Oh yes, Katrina is pregnant. Charging events with an elemental drone score, Karapetian unflinchingly lunges at the fundamentals of classical male and female roles: The woman as mother and the man as protector. Karapetian enjoys playing with these assumptions through the lens of modern sensibilities, and the regression of Francis — mild, meek Francis — to his baser instincts are tragic and harrowing at times. Katrina feels less like a fully-fledged character, essentially little more than a trigger for jealousy, like Nicole Kidman’s character in “Eyes Wide Shut.” But both actors put in excellent work.
With its ogre-in-a-cave conceit and its snow-dappled setting, not to mention its title, Firstborn is an unashamed modern fairy tale. Karapetian isn’t shooting for raw social realism, but something heightened, even expressionistic. He engenders a palpable sense of tension and dread — an unnerving undercurrent of malice, particularly in the potential for Francis to turn his burgeoning violent intentions against Katrina — even before the film enters more familiar Scandi-thriller territory in the final act.
Virtually spoiler-proof in the way it plays out, the convoluted plot is as far from high concept as you can get, functioning as a vessel for spiraling bleakness. Sadly, an essential sequence involving a home invasion almost botches the last third of the film due to poor editing and unclear scripting. What should have been a key turning point just feels like another tough break for the hapless Francis. It becomes evident that Karapetian’s skills lie in mood-building, and in drawing nuanced performances from his actors, more than crafting effective set pieces.

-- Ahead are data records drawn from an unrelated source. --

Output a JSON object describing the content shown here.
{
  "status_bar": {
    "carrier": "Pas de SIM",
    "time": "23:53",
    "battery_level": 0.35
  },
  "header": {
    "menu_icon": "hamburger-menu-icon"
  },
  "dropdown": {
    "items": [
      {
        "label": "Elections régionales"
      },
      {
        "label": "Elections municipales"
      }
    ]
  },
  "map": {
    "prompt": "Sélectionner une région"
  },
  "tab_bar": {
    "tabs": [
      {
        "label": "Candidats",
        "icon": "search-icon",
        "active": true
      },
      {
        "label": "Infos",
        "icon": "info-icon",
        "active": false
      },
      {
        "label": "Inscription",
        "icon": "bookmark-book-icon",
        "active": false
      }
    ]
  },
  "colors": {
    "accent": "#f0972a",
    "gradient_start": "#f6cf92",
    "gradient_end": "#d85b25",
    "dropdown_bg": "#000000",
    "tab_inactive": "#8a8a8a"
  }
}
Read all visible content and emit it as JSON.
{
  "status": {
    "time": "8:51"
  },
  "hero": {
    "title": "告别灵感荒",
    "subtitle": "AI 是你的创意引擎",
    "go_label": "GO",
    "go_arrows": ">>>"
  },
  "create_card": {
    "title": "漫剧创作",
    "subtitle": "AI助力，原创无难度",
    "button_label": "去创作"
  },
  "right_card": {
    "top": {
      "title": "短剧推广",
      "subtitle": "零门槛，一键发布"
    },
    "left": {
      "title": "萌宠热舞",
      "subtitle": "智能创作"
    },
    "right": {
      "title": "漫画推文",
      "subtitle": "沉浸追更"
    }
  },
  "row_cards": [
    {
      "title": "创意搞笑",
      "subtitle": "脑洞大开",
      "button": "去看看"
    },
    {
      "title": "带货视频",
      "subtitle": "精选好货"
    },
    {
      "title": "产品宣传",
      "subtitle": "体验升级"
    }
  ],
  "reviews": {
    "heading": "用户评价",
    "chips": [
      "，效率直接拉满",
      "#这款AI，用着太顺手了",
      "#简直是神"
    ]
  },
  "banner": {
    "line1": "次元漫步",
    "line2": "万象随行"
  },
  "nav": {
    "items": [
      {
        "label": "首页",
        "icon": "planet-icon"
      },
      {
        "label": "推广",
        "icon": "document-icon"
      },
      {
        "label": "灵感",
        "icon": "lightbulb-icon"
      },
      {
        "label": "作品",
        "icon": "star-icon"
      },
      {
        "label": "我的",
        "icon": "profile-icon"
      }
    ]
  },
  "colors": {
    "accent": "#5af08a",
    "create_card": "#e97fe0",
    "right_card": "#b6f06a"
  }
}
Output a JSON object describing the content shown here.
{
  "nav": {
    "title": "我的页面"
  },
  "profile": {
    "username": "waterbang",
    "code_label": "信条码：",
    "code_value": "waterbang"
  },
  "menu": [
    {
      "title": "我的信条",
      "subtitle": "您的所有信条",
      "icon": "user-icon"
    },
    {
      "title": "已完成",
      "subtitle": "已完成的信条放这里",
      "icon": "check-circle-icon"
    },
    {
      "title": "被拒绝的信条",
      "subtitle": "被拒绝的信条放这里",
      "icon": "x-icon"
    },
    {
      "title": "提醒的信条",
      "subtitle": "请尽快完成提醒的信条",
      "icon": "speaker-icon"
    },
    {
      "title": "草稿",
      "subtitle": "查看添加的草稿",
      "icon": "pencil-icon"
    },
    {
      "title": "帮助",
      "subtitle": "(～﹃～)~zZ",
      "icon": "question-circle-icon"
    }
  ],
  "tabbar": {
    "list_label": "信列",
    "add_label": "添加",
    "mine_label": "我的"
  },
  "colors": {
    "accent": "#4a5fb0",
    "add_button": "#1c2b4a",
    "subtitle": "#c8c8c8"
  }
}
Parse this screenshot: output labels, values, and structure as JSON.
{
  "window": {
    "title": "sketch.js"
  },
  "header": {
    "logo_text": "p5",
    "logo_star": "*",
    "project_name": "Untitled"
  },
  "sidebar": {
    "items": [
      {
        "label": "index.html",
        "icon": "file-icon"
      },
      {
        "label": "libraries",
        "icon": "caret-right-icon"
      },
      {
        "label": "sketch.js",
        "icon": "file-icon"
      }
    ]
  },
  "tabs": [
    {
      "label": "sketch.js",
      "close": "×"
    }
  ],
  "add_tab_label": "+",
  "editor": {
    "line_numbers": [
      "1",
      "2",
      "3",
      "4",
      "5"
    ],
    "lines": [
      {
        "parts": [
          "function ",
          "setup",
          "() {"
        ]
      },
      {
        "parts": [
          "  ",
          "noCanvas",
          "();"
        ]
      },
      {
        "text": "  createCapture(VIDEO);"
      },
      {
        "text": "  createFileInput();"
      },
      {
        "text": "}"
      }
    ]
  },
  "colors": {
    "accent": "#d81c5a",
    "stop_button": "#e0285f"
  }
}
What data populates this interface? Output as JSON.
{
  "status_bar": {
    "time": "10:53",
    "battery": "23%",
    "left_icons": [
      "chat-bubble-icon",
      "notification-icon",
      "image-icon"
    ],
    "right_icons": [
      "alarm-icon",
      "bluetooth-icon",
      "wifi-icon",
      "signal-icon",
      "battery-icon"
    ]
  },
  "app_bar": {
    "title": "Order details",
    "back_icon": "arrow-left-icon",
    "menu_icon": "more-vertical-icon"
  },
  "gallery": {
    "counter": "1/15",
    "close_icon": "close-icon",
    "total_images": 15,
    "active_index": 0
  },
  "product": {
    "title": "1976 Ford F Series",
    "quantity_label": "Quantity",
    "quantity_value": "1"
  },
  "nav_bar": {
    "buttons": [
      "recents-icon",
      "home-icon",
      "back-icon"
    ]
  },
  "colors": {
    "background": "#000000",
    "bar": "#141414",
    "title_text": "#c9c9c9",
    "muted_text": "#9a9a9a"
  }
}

Still in his mid-thirties, Karapetian shows with his third film that he is an accomplished filmmaker of versatility and thoughtfulness — and, given it was shot in 2017, hopefully we shouldn’t have long to wait for his next effort. Firstborn may not showcase a whole bunch of new ideas, but it is a very competent and persuasive dive into the dark well of the human condition. A slow-burner with a brain, all about the meaning of brawn, it is recommended.